◆ Requirement ◆
The expected output is each entry, given again exactly.

Items from an interface collection:
=== Section Start ===

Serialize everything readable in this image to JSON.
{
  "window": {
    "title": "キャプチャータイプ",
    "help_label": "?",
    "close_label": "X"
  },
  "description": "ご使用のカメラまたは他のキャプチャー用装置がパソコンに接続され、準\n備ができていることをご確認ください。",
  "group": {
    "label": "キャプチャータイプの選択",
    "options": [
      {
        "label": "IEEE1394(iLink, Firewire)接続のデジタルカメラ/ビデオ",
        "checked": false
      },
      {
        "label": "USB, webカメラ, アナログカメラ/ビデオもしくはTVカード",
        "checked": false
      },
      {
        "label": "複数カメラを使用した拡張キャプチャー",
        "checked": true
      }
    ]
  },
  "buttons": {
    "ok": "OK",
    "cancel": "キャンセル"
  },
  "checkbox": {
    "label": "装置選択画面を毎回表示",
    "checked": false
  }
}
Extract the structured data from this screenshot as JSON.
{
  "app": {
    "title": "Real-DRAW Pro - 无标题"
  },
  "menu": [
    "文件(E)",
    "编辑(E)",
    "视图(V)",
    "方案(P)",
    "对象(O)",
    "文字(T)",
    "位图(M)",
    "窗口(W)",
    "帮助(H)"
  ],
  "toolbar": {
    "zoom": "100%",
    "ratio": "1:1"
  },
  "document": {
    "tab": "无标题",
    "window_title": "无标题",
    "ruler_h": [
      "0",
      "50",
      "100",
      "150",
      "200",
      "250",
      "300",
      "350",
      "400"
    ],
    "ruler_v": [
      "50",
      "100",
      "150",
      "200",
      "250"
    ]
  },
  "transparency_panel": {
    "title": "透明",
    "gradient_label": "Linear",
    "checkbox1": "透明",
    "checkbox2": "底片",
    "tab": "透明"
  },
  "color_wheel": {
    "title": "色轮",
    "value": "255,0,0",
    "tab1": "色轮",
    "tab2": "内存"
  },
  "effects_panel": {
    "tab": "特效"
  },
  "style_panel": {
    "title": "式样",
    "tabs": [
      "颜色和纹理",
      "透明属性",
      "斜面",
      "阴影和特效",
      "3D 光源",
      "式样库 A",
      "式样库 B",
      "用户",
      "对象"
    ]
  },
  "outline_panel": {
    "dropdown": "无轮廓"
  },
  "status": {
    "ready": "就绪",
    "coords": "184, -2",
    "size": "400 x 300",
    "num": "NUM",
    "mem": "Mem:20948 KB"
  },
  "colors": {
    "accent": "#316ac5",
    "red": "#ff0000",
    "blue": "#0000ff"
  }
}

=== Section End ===

◆ Solution to this exercise ◆
Serialize everything readable in this image to JSON.
{
  "window": {
    "title": "キャプチャータイプ",
    "help_label": "?",
    "close_label": "X"
  },
  "description": "ご使用のカメラまたは他のキャプチャー用装置がパソコンに接続され、準\n備ができていることをご確認ください。",
  "group": {
    "label": "キャプチャータイプの選択",
    "options": [
      {
        "label": "IEEE1394(iLink, Firewire)接続のデジタルカメラ/ビデオ",
        "checked": false
      },
      {
        "label": "USB, webカメラ, アナログカメラ/ビデオもしくはTVカード",
        "checked": false
      },
      {
        "label": "複数カメラを使用した拡張キャプチャー",
        "checked": true
      }
    ]
  },
  "buttons": {
    "ok": "OK",
    "cancel": "キャンセル"
  },
  "checkbox": {
    "label": "装置選択画面を毎回表示",
    "checked": false
  }
}
Extract the structured data from this screenshot as JSON.
{
  "app": {
    "title": "Real-DRAW Pro - 无标题"
  },
  "menu": [
    "文件(E)",
    "编辑(E)",
    "视图(V)",
    "方案(P)",
    "对象(O)",
    "文字(T)",
    "位图(M)",
    "窗口(W)",
    "帮助(H)"
  ],
  "toolbar": {
    "zoom": "100%",
    "ratio": "1:1"
  },
  "document": {
    "tab": "无标题",
    "window_title": "无标题",
    "ruler_h": [
      "0",
      "50",
      "100",
      "150",
      "200",
      "250",
      "300",
      "350",
      "400"
    ],
    "ruler_v": [
      "50",
      "100",
      "150",
      "200",
      "250"
    ]
  },
  "transparency_panel": {
    "title": "透明",
    "gradient_label": "Linear",
    "checkbox1": "透明",
    "checkbox2": "底片",
    "tab": "透明"
  },
  "color_wheel": {
    "title": "色轮",
    "value": "255,0,0",
    "tab1": "色轮",
    "tab2": "内存"
  },
  "effects_panel": {
    "tab": "特效"
  },
  "style_panel": {
    "title": "式样",
    "tabs": [
      "颜色和纹理",
      "透明属性",
      "斜面",
      "阴影和特效",
      "3D 光源",
      "式样库 A",
      "式样库 B",
      "用户",
      "对象"
    ]
  },
  "outline_panel": {
    "dropdown": "无轮廓"
  },
  "status": {
    "ready": "就绪",
    "coords": "184, -2",
    "size": "400 x 300",
    "num": "NUM",
    "mem": "Mem:20948 KB"
  },
  "colors": {
    "accent": "#316ac5",
    "red": "#ff0000",
    "blue": "#0000ff"
  }
}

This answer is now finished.